**TASK OBJECTIVE:** Every record must reappear in the answer exactly as given.

═══ LISTED RECORDS

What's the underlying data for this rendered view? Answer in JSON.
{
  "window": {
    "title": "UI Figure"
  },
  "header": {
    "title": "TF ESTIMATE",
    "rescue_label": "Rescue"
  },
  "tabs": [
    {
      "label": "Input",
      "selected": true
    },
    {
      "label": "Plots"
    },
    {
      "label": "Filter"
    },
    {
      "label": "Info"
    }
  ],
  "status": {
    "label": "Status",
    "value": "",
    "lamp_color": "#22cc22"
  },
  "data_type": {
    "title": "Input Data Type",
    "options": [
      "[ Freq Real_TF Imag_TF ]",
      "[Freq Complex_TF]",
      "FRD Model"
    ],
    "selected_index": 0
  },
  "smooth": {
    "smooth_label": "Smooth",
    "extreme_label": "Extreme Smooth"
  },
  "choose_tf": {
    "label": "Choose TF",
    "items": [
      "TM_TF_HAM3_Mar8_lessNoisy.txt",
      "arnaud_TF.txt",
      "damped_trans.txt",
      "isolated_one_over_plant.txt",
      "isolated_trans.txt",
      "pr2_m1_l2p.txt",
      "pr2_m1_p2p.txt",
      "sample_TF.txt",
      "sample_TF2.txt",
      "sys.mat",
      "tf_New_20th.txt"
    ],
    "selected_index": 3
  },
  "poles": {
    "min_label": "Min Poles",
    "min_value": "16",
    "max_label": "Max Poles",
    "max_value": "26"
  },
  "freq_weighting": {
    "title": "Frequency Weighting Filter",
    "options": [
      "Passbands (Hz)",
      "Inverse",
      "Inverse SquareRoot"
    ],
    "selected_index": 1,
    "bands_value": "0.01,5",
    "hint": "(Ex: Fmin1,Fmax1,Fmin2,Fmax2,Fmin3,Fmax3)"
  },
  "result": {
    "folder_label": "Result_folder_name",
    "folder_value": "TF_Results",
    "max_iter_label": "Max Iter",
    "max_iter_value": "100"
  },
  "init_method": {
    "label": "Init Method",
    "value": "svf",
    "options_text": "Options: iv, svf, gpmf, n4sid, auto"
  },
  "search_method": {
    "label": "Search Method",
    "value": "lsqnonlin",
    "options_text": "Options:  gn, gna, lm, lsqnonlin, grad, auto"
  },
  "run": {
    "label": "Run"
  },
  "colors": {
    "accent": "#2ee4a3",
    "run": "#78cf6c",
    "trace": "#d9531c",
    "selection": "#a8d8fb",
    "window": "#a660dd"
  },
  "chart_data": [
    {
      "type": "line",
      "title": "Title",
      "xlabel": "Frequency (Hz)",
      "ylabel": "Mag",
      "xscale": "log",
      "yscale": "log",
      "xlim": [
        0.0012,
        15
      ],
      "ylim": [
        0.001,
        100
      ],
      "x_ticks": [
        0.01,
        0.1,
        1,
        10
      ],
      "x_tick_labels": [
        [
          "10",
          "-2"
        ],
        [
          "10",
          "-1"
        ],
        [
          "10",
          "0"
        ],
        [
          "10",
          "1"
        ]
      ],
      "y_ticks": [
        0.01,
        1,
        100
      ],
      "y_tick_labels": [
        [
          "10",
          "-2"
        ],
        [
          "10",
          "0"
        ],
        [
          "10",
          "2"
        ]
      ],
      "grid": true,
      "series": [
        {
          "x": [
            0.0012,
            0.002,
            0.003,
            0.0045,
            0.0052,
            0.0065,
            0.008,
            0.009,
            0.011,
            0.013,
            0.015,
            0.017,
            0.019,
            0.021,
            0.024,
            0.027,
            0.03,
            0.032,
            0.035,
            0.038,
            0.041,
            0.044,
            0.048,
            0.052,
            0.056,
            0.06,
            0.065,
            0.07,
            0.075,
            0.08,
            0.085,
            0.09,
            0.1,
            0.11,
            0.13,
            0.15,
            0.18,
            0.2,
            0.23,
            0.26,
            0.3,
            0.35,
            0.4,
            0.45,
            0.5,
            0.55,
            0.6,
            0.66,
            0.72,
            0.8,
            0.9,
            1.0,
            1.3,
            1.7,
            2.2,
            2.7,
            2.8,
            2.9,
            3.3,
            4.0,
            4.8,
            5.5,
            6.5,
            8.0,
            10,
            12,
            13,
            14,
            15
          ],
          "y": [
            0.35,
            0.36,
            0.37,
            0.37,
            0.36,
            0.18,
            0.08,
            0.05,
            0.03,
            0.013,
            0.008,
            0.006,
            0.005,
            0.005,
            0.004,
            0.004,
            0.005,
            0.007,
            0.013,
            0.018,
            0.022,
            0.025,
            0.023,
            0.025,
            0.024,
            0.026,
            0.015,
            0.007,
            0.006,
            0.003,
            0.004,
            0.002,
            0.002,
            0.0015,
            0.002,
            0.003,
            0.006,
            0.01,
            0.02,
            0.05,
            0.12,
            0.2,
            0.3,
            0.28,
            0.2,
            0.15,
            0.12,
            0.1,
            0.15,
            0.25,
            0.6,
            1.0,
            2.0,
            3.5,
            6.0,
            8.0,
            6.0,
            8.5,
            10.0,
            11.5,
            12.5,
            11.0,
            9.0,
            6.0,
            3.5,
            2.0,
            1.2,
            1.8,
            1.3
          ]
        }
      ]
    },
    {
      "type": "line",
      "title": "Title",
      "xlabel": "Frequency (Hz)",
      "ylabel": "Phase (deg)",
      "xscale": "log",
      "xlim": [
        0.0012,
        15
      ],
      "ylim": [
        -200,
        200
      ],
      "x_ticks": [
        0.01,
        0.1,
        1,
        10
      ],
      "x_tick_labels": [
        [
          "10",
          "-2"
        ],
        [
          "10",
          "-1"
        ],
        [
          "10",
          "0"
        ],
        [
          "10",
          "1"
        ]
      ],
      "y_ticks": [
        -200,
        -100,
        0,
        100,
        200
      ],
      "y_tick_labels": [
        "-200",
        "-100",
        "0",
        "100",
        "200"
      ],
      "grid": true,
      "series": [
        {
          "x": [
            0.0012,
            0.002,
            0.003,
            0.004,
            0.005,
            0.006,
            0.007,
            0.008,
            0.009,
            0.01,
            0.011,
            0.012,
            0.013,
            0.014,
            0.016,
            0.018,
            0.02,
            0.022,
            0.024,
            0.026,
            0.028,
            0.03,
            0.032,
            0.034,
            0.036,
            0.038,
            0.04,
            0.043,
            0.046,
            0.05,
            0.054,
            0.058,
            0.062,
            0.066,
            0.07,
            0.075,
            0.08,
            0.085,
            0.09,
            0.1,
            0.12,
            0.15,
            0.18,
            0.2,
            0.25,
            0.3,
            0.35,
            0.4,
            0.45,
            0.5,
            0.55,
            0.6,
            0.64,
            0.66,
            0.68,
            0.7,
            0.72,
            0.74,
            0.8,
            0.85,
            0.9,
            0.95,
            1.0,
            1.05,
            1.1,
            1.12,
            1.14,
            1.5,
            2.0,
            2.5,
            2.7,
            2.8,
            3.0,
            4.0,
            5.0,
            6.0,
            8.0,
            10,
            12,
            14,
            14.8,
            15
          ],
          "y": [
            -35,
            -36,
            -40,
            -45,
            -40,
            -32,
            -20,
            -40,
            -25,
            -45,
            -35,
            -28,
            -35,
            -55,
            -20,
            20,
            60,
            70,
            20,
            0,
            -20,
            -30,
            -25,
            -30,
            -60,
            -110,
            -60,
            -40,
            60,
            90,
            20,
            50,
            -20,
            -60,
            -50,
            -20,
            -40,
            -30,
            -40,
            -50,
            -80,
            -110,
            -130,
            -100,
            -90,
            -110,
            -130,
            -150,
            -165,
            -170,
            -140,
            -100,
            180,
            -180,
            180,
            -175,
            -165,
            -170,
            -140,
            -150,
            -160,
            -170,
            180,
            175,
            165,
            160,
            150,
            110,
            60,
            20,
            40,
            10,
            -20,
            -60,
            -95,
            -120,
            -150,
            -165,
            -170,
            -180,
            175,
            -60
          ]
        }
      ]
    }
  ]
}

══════

**ANSWER SECTION:**
What's the underlying data for this rendered view? Answer in JSON.
{
  "window": {
    "title": "UI Figure"
  },
  "header": {
    "title": "TF ESTIMATE",
    "rescue_label": "Rescue"
  },
  "tabs": [
    {
      "label": "Input",
      "selected": true
    },
    {
      "label": "Plots"
    },
    {
      "label": "Filter"
    },
    {
      "label": "Info"
    }
  ],
  "status": {
    "label": "Status",
    "value": "",
    "lamp_color": "#22cc22"
  },
  "data_type": {
    "title": "Input Data Type",
    "options": [
      "[ Freq Real_TF Imag_TF ]",
      "[Freq Complex_TF]",
      "FRD Model"
    ],
    "selected_index": 0
  },
  "smooth": {
    "smooth_label": "Smooth",
    "extreme_label": "Extreme Smooth"
  },
  "choose_tf": {
    "label": "Choose TF",
    "items": [
      "TM_TF_HAM3_Mar8_lessNoisy.txt",
      "arnaud_TF.txt",
      "damped_trans.txt",
      "isolated_one_over_plant.txt",
      "isolated_trans.txt",
      "pr2_m1_l2p.txt",
      "pr2_m1_p2p.txt",
      "sample_TF.txt",
      "sample_TF2.txt",
      "sys.mat",
      "tf_New_20th.txt"
    ],
    "selected_index": 3
  },
  "poles": {
    "min_label": "Min Poles",
    "min_value": "16",
    "max_label": "Max Poles",
    "max_value": "26"
  },
  "freq_weighting": {
    "title": "Frequency Weighting Filter",
    "options": [
      "Passbands (Hz)",
      "Inverse",
      "Inverse SquareRoot"
    ],
    "selected_index": 1,
    "bands_value": "0.01,5",
    "hint": "(Ex: Fmin1,Fmax1,Fmin2,Fmax2,Fmin3,Fmax3)"
  },
  "result": {
    "folder_label": "Result_folder_name",
    "folder_value": "TF_Results",
    "max_iter_label": "Max Iter",
    "max_iter_value": "100"
  },
  "init_method": {
    "label": "Init Method",
    "value": "svf",
    "options_text": "Options: iv, svf, gpmf, n4sid, auto"
  },
  "search_method": {
    "label": "Search Method",
    "value": "lsqnonlin",
    "options_text": "Options:  gn, gna, lm, lsqnonlin, grad, auto"
  },
  "run": {
    "label": "Run"
  },
  "colors": {
    "accent": "#2ee4a3",
    "run": "#78cf6c",
    "trace": "#d9531c",
    "selection": "#a8d8fb",
    "window": "#a660dd"
  },
  "chart_data": [
    {
      "type": "line",
      "title": "Title",
      "xlabel": "Frequency (Hz)",
      "ylabel": "Mag",
      "xscale": "log",
      "yscale": "log",
      "xlim": [
        0.0012,
        15
      ],
      "ylim": [
        0.001,
        100
      ],
      "x_ticks": [
        0.01,
        0.1,
        1,
        10
      ],
      "x_tick_labels": [
        [
          "10",
          "-2"
        ],
        [
          "10",
          "-1"
        ],
        [
          "10",
          "0"
        ],
        [
          "10",
          "1"
        ]
      ],
      "y_ticks": [
        0.01,
        1,
        100
      ],
      "y_tick_labels": [
        [
          "10",
          "-2"
        ],
        [
          "10",
          "0"
        ],
        [
          "10",
          "2"
        ]
      ],
      "grid": true,
      "series": [
        {
          "x": [
            0.0012,
            0.002,
            0.003,
            0.0045,
            0.0052,
            0.0065,
            0.008,
            0.009,
            0.011,
            0.013,
            0.015,
            0.017,
            0.019,
            0.021,
            0.024,
            0.027,
            0.03,
            0.032,
            0.035,
            0.038,
            0.041,
            0.044,
            0.048,
            0.052,
            0.056,
            0.06,
            0.065,
            0.07,
            0.075,
            0.08,
            0.085,
            0.09,
            0.1,
            0.11,
            0.13,
            0.15,
            0.18,
            0.2,
            0.23,
            0.26,
            0.3,
            0.35,
            0.4,
            0.45,
            0.5,
            0.55,
            0.6,
            0.66,
            0.72,
            0.8,
            0.9,
            1.0,
            1.3,
            1.7,
            2.2,
            2.7,
            2.8,
            2.9,
            3.3,
            4.0,
            4.8,
            5.5,
            6.5,
            8.0,
            10,
            12,
            13,
            14,
            15
          ],
          "y": [
            0.35,
            0.36,
            0.37,
            0.37,
            0.36,
            0.18,
            0.08,
            0.05,
            0.03,
            0.013,
            0.008,
            0.006,
            0.005,
            0.005,
            0.004,
            0.004,
            0.005,
            0.007,
            0.013,
            0.018,
            0.022,
            0.025,
            0.023,
            0.025,
            0.024,
            0.026,
            0.015,
            0.007,
            0.006,
            0.003,
            0.004,
            0.002,
            0.002,
            0.0015,
            0.002,
            0.003,
            0.006,
            0.01,
            0.02,
            0.05,
            0.12,
            0.2,
            0.3,
            0.28,
            0.2,
            0.15,
            0.12,
            0.1,
            0.15,
            0.25,
            0.6,
            1.0,
            2.0,
            3.5,
            6.0,
            8.0,
            6.0,
            8.5,
            10.0,
            11.5,
            12.5,
            11.0,
            9.0,
            6.0,
            3.5,
            2.0,
            1.2,
            1.8,
            1.3
          ]
        }
      ]
    },
    {
      "type": "line",
      "title": "Title",
      "xlabel": "Frequency (Hz)",
      "ylabel": "Phase (deg)",
      "xscale": "log",
      "xlim": [
        0.0012,
        15
      ],
      "ylim": [
        -200,
        200
      ],
      "x_ticks": [
        0.01,
        0.1,
        1,
        10
      ],
      "x_tick_labels": [
        [
          "10",
          "-2"
        ],
        [
          "10",
          "-1"
        ],
        [
          "10",
          "0"
        ],
        [
          "10",
          "1"
        ]
      ],
      "y_ticks": [
        -200,
        -100,
        0,
        100,
        200
      ],
      "y_tick_labels": [
        "-200",
        "-100",
        "0",
        "100",
        "200"
      ],
      "grid": true,
      "series": [
        {
          "x": [
            0.0012,
            0.002,
            0.003,
            0.004,
            0.005,
            0.006,
            0.007,
            0.008,
            0.009,
            0.01,
            0.011,
            0.012,
            0.013,
            0.014,
            0.016,
            0.018,
            0.02,
            0.022,
            0.024,
            0.026,
            0.028,
            0.03,
            0.032,
            0.034,
            0.036,
            0.038,
            0.04,
            0.043,
            0.046,
            0.05,
            0.054,
            0.058,
            0.062,
            0.066,
            0.07,
            0.075,
            0.08,
            0.085,
            0.09,
            0.1,
            0.12,
            0.15,
            0.18,
            0.2,
            0.25,
            0.3,
            0.35,
            0.4,
            0.45,
            0.5,
            0.55,
            0.6,
            0.64,
            0.66,
            0.68,
            0.7,
            0.72,
            0.74,
            0.8,
            0.85,
            0.9,
            0.95,
            1.0,
            1.05,
            1.1,
            1.12,
            1.14,
            1.5,
            2.0,
            2.5,
            2.7,
            2.8,
            3.0,
            4.0,
            5.0,
            6.0,
            8.0,
            10,
            12,
            14,
            14.8,
            15
          ],
          "y": [
            -35,
            -36,
            -40,
            -45,
            -40,
            -32,
            -20,
            -40,
            -25,
            -45,
            -35,
            -28,
            -35,
            -55,
            -20,
            20,
            60,
            70,
            20,
            0,
            -20,
            -30,
            -25,
            -30,
            -60,
            -110,
            -60,
            -40,
            60,
            90,
            20,
            50,
            -20,
            -60,
            -50,
            -20,
            -40,
            -30,
            -40,
            -50,
            -80,
            -110,
            -130,
            -100,
            -90,
            -110,
            -130,
            -150,
            -165,
            -170,
            -140,
            -100,
            180,
            -180,
            180,
            -175,
            -165,
            -170,
            -140,
            -150,
            -160,
            -170,
            180,
            175,
            165,
            160,
            150,
            110,
            60,
            20,
            40,
            10,
            -20,
            -60,
            -95,
            -120,
            -150,
            -165,
            -170,
            -180,
            175,
            -60
          ]
        }
      ]
    }
  ]
}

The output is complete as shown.